In addition, some retailers are now beginning to use their RFID systems to identify when a Returns Fraud is occurring. This happens when a thief returns an item that was originally stolen for a refund. Because existing barcode technologies do not record whether any given product has been sold or not (it simply identifies it as a particular type of product), then thieves can exploit the refund process and request cash or credit for items they did not originally purchase. The benefit of RFID is that because each product is uniquely identified, and its status potentially recorded in a database, then a member of staff working on a refund desk can be in a much clearer position to decide as to whether it is appropriate or not to issue a refund.
In a similar vein, some retailers have been using their RFID systems to generate an alert when an unpurchased product leaves a store (operating in a similar way to EAS tags, described elsewhere in this FAQ). Again, the big advantage of RFID in this scenario is that there is the potential for the alarm responder to be made aware of which particular product has triggered the alarm, something that most existing EAS systems cannot achieve. This then makes the stop and enquire process much quicker and more focussed. However, some retailers that have tried using this functionality of RFID have run into difficulties around read accuracy for certain types of tag, and of course, where the tag is merely a paper label, then the thief can simply remove the tag before exiting the store.
Finally, some retailers have argued that they purposefully do not want their RFID tags to be viewed as a security tag – the primary benefit of RFID to them is to improve stock accuracy and so this could be compromised if thieves begin to actively remove tags in order to evade detection.
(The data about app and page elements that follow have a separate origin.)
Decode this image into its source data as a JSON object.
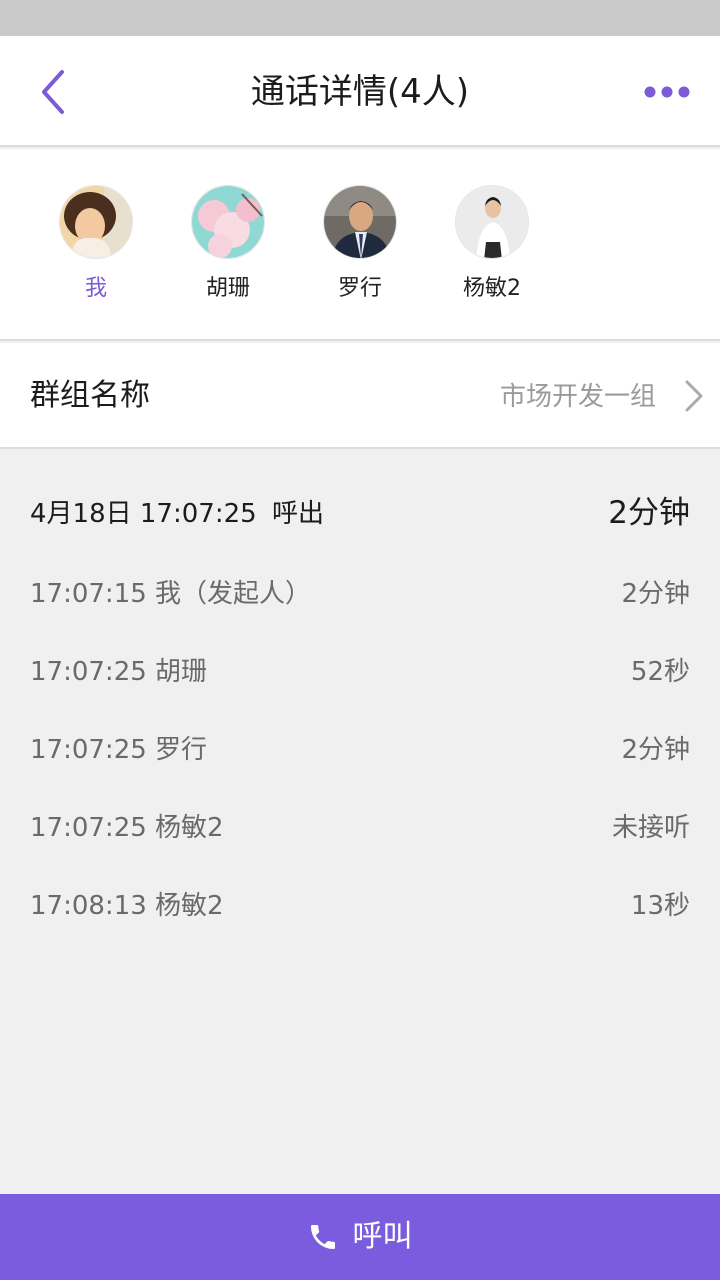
{
  "header": {
    "title": "通话详情(4人)",
    "back_icon": "chevron-left-icon",
    "more_icon": "more-dots-icon",
    "accent_color": "#7b5cd6"
  },
  "members": [
    {
      "name": "我",
      "avatar": "avatar-girl",
      "is_self": true
    },
    {
      "name": "胡珊",
      "avatar": "avatar-blossom",
      "is_self": false
    },
    {
      "name": "罗行",
      "avatar": "avatar-businessman",
      "is_self": false
    },
    {
      "name": "杨敏2",
      "avatar": "avatar-woman",
      "is_self": false
    }
  ],
  "group": {
    "label": "群组名称",
    "value": "市场开发一组",
    "arrow_icon": "chevron-right-icon"
  },
  "call": {
    "datetime": "4月18日 17:07:25",
    "direction": "呼出",
    "duration": "2分钟"
  },
  "log": [
    {
      "text": "17:07:15 我（发起人）",
      "duration": "2分钟"
    },
    {
      "text": "17:07:25 胡珊",
      "duration": "52秒"
    },
    {
      "text": "17:07:25 罗行",
      "duration": "2分钟"
    },
    {
      "text": "17:07:25 杨敏2",
      "duration": "未接听"
    },
    {
      "text": "17:08:13 杨敏2",
      "duration": "13秒"
    }
  ],
  "footer": {
    "call_label": "呼叫",
    "call_icon": "phone-icon",
    "bar_color": "#7b5cde"
  }
}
This can of course be dealt with to a certain extent by the application of hard tag RFID technologies, but this brings with it additional tag application and management costs that could undermine the ROI business case for introducing RFID in the first place.